The dub dentist's deep blue 1974 reggae masterpiece bubbles up on a crucial remastered reissue, available for first time since the 2004 pressings on Mark Ernestus’ Basic Replay. Hudson's mood is tormented and dazed - making for a magnificently and deadly serious album that’s hauntingly unique, unmissable, unforgettable.
Renowned among the greatest roots reggae albums of all time, Hudson’s seminal side now sees a necessary, timely reissue. Still brimming with a dusky blues soul and intoxicating atmosphere, it followed a series of solid-gold productions for Ken Boothe, Delroy Wilson, John Holt, U-Roy and many others, and documents Hudson's removal from JA to London, New York studios and transatlantic audiences, inaugurating a sequence of albums - classics like Pick A Dub, Brand, Playing It Cool - which demonstrated his troubled experimentalism was so much better suited to the LP than the cardinal 7" reggae format.
Hailing from a musical family, Hudson trained as a dentist but found his calling in the studio, establishing his own label Imbidimts with a recording of Ken Boothe’s ‘Old Fashioned way’ before going on to work with legendary singers John Holt, Delroy Wilson and Alton Ellis, and toaster deejays U-Roy and Dennis Alcapone, who he produced in a trademark lean and mean, bad to the bone bass and drums style. ‘Flesh Of My Blood’ would come out on Brent Clarke’s Tottenham based Atra label, and marked an early highpoint of his work, melding strong soul influences with reggae proper in a supremely moody vibe that’s lost none of its late night pull.
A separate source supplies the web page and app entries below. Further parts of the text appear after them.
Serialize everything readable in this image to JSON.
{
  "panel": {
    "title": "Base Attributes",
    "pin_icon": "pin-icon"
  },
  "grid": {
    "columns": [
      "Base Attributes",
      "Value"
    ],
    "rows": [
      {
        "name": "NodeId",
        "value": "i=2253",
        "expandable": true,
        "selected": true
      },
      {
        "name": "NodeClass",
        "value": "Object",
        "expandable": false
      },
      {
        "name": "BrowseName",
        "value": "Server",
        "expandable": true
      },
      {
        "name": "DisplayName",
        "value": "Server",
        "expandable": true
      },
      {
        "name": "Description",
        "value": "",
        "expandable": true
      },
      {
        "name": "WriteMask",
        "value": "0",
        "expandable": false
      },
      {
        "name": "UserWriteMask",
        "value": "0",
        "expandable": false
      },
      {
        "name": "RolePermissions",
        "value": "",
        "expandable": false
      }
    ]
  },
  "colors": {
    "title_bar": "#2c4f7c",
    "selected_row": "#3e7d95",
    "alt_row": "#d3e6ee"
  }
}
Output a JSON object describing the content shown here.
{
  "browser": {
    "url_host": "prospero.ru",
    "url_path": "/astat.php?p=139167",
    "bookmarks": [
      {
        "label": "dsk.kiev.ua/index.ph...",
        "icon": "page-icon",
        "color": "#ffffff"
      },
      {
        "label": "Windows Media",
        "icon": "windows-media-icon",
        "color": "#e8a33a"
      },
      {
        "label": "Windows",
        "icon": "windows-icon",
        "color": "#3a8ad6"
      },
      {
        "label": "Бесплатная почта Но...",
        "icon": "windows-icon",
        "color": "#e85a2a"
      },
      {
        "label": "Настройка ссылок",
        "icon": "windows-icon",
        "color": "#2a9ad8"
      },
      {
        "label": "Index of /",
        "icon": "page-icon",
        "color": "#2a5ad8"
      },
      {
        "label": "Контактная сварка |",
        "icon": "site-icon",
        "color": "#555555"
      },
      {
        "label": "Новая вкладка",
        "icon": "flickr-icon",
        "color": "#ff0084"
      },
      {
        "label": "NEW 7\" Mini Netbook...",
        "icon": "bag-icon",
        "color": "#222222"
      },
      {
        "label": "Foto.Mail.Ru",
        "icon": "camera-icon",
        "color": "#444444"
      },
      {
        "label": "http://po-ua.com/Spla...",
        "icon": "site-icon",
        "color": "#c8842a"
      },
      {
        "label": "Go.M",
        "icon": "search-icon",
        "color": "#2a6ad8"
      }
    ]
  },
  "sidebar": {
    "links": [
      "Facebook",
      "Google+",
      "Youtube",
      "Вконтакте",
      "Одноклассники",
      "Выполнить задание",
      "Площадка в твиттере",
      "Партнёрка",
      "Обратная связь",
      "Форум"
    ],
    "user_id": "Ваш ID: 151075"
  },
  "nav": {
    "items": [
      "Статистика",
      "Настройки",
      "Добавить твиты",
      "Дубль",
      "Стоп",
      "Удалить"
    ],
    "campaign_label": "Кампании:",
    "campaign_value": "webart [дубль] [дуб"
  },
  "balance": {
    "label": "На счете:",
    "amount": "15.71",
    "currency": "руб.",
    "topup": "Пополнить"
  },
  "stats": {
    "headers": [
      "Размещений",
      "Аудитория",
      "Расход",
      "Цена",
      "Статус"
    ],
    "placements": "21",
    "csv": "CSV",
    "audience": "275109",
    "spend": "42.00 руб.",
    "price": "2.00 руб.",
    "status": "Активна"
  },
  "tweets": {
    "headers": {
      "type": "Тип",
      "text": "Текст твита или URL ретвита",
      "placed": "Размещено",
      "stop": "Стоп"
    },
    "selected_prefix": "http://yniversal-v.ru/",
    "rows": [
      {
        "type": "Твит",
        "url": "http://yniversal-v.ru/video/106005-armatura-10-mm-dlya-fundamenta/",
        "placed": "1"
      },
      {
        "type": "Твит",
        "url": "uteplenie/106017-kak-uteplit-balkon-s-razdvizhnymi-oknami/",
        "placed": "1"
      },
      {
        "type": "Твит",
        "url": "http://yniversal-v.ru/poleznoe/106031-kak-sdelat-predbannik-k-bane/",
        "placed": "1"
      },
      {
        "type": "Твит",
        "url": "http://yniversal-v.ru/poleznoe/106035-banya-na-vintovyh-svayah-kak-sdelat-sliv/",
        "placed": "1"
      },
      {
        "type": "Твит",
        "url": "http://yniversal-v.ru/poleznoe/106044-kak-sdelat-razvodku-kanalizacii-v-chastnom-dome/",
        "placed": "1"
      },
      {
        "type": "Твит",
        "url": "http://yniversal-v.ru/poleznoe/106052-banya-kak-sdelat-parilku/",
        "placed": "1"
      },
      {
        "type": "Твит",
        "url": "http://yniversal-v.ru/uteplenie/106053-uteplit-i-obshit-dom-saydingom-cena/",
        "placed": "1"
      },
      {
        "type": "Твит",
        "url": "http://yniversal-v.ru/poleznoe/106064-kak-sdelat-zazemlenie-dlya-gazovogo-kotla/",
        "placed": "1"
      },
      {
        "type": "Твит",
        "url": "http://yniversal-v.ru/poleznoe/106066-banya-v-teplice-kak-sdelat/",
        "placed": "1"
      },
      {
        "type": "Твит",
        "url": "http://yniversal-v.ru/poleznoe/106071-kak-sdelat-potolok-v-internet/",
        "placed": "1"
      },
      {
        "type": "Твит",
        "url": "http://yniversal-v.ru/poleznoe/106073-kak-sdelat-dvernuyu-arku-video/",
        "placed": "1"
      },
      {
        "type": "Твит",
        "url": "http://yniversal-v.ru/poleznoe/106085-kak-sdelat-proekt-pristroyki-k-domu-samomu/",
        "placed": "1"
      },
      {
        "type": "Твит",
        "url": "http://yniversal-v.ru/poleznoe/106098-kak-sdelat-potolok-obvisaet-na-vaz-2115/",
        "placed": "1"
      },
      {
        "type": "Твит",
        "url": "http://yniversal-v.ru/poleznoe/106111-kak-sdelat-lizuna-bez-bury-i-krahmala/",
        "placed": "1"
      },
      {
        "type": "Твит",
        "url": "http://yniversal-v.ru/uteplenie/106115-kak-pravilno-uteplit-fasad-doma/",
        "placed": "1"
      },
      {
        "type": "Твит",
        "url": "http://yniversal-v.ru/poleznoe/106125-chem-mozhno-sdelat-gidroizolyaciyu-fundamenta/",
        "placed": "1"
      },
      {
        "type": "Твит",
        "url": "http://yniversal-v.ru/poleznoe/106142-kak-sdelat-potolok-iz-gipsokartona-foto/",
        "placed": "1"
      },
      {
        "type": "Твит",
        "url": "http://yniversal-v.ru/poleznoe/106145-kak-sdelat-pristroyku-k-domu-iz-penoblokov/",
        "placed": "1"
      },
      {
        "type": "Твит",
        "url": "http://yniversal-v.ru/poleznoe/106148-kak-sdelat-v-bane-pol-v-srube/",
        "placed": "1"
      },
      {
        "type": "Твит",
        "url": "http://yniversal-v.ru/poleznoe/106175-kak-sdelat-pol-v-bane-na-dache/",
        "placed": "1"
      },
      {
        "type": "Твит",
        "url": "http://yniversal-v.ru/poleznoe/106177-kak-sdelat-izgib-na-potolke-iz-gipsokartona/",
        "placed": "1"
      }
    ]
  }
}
We advise running straight to the flickering guitar licks and heads down bass of its definitive centrepiece ‘Darkest Night’, with its ohrwurming chorus for the strongest flavour, also found reduced to essentials on the dub with masterful touches of glaring synth, but anywhere you look, it’s pure gold. From the spectral electro-acoustics of ‘Hunting’ evoking midnight jungle atmospheres, to the lissom reggae soul of ‘Testing My Faith’ and the shimmering depths of his dubwise ’Nocturne (Talk Some Sense Version)’ it’s all cut of peerless cloth and holds treasures awaiting to be found.